This is the third post in a series about how we Christians twist Christianity towards ourselves.
Evangelism is supposed to be about loving someone different than you. A Christian ought to be so overjoyed at being a child of God, now possessing hope that will not disappoint, and receiving the gift of understanding God’s words that we want others who aren’t in the same situation as us yet to experience the kind of love we have. What evangelism can often be about is a Christian making himself feel better because some of his shame is staved off during the time he blabbered on about how he doesn’t approve of gay marriage. That can come across as not loving (because it is). When evangelism becomes a way to soothe ourselves we’ve created a spiritual selfie. Our working definition for “spiritual selfie” is taking something that was created to be other/Other focused and turning it inward for our own purposes.
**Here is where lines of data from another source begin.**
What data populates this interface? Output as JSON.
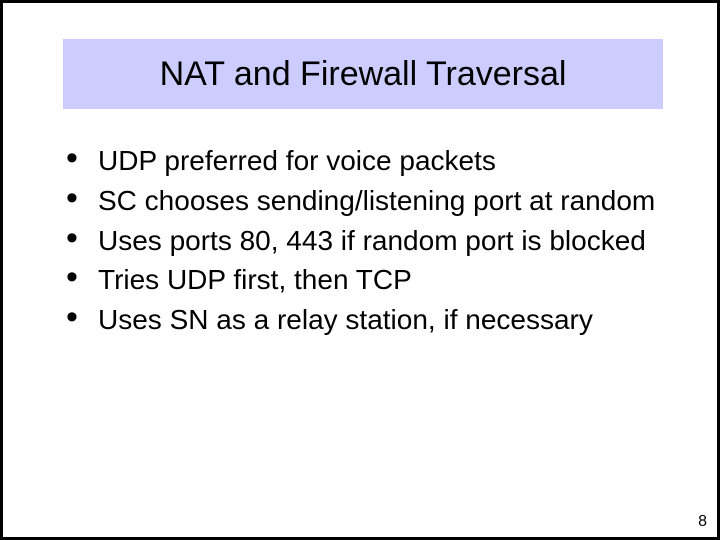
{
  "title": "NAT and Firewall Traversal",
  "bullets": {
    "b0": "UDP preferred for voice packets",
    "b1": "SC chooses sending/listening port at random",
    "b2": "Uses ports 80, 443 if random port is blocked",
    "b3": "Tries UDP first, then TCP",
    "b4": "Uses SN as a relay station, if necessary"
  },
  "page_number": "8"
}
If we are to take evangelism seriously, we need to understand what we are evangelizing people to. Understanding our own salvation is the well from which our words and deeds overflow. If we aren’t working out of our salvation, we are working out of something far less captivating, less forgiving, less gentle and less important. Others will see through that in two seconds.
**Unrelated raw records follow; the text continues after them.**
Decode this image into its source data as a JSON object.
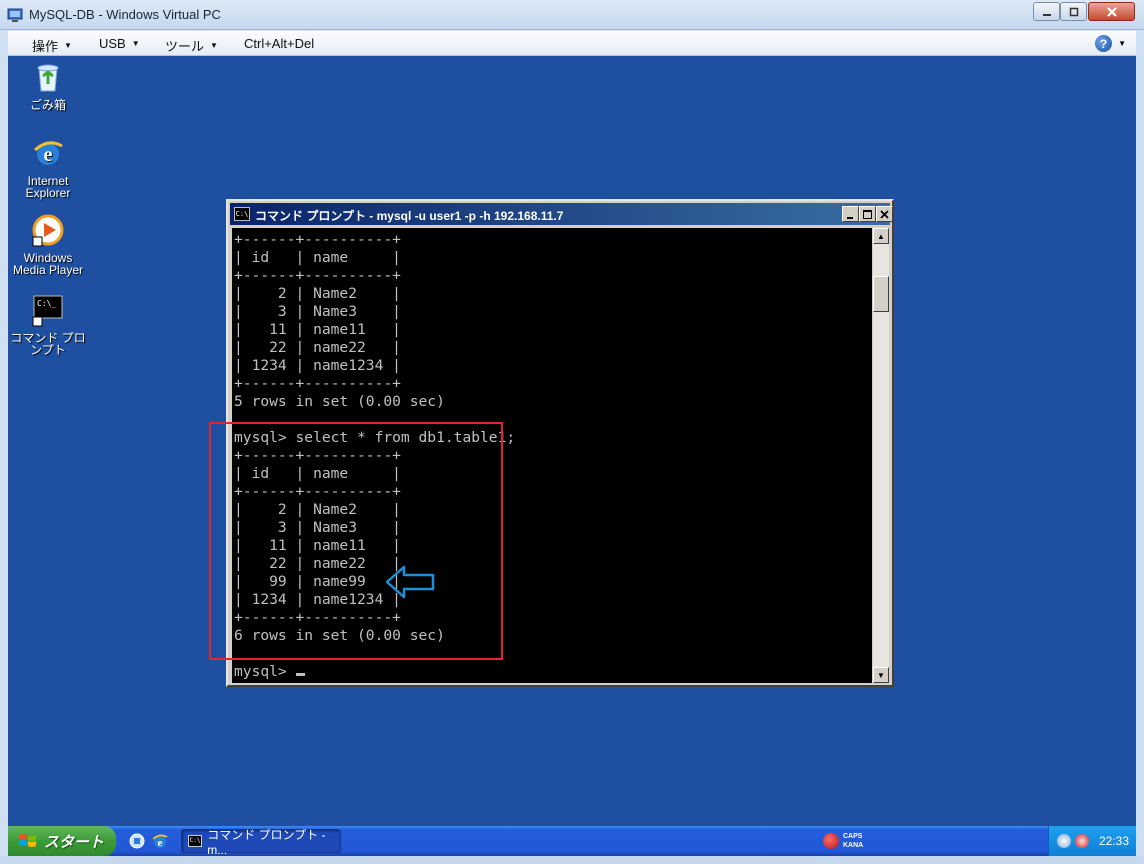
{
  "host": {
    "title": "MySQL-DB - Windows Virtual PC",
    "menu": [
      "操作",
      "USB",
      "ツール",
      "Ctrl+Alt+Del"
    ],
    "help_icon": "help-icon"
  },
  "desktop": {
    "icons": [
      {
        "label": "ごみ箱",
        "icon": "recycle-bin-icon"
      },
      {
        "label": "Internet Explorer",
        "icon": "internet-explorer-icon"
      },
      {
        "label": "Windows Media Player",
        "icon": "windows-media-player-icon"
      },
      {
        "label": "コマンド プロンプト",
        "icon": "command-prompt-icon"
      }
    ]
  },
  "console_window": {
    "title": "コマンド プロンプト - mysql -u user1 -p -h 192.168.11.7",
    "icon_text": "C:\\",
    "lines": [
      "+------+----------+",
      "| id   | name     |",
      "+------+----------+",
      "|    2 | Name2    |",
      "|    3 | Name3    |",
      "|   11 | name11   |",
      "|   22 | name22   |",
      "| 1234 | name1234 |",
      "+------+----------+",
      "5 rows in set (0.00 sec)",
      "",
      "mysql> select * from db1.table1;",
      "+------+----------+",
      "| id   | name     |",
      "+------+----------+",
      "|    2 | Name2    |",
      "|    3 | Name3    |",
      "|   11 | name11   |",
      "|   22 | name22   |",
      "|   99 | name99   |",
      "| 1234 | name1234 |",
      "+------+----------+",
      "6 rows in set (0.00 sec)",
      "",
      "mysql> "
    ]
  },
  "annotations": {
    "highlight_color": "#e0262c",
    "arrow_color": "#1e8fd6"
  },
  "taskbar": {
    "start_label": "スタート",
    "task_button_label": "コマンド プロンプト - m...",
    "ime": {
      "caps": "CAPS",
      "kana": "KANA"
    },
    "clock": "22:33"
  }
}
We’ve all seen angry people yelling about how God hates them. And, if you’re a Christian, chances are you’ve felt the flip-side of guilt and shame for not talking about the gospel enough. But if we start with our salvation, we are in awe about how God has come to save us. We are in wonder of the depths He went to pursue us. And we can take that same kind of love that God had for us and continue its path towards others.
But that’s not the only thing we need to think about. Evangelism, in how its been modeled to us (especially through Jesus and Paul), requires empathy. We must understand where others are, emotionally and rationally, to be able to say something that makes sense to them. Most evangelistic conversations I hear end up sounding like a monologue of some pre-prepared material. Nobody wants to be on the cold end of a sales pitch.
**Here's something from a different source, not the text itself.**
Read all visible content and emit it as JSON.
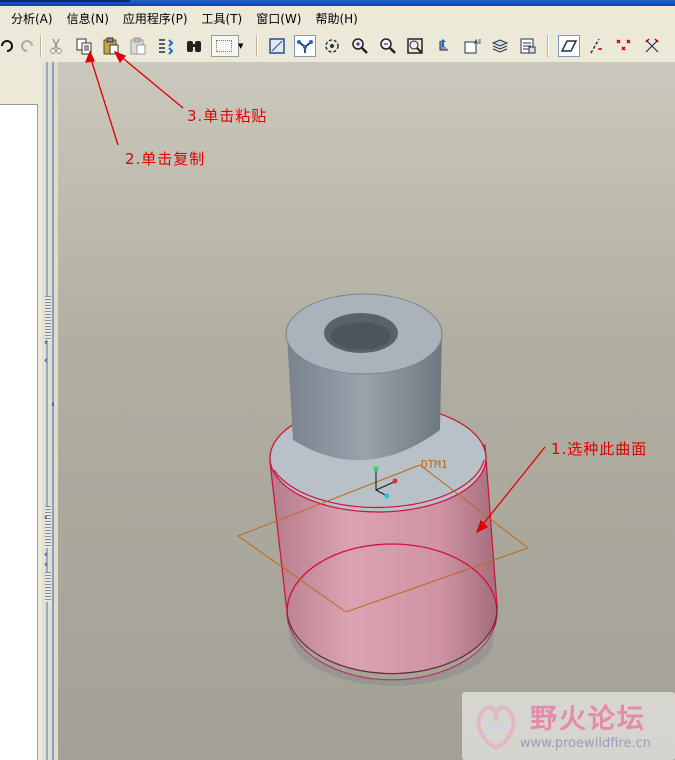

Go back to Jesus. He took on our flesh. He took on our problems. He spoke in a way that made others marvel…OK, well we can’t always speak like the Son of God, but He has given us a basic model through His incarnation. He was radically other-focused. What well was He drawing from? The love within the Trinity:
“And when Jesus was baptized, immediately he went up from the water, and behold, the heavens were opened to him, and he saw the Spirit of God descending like a dove and coming to rest on him; and behold, a voice from heaven said, “This is my beloved Son, with whom I am well pleased.”
(Matthew 3:16–17 ESV)
This love led him to sacrifice, even the ultimate sacrifice of His own life, that we may know Him. Christ’s evangelism wasn’t about working off guilt, or getting out some anger, or wanting others to like him. He confronted people and used parables that people could understand. He loved people enough to call them to something more.
We are called to be so Other-focused that we will live other-focused lives. Any religion where love for God means loving other people less is not a religion worth joining—it’s certainly not Christianity. We are not called to tell people of the great message of God’s love for our own good feelings. We do it because we love people. And we love people because we love God. And for all those who are in Christ, the Father loves us with as much passion, power and depth as He does His own Son, saying to us, “These are my beloved sons and daughters, with whom I am well pleased.”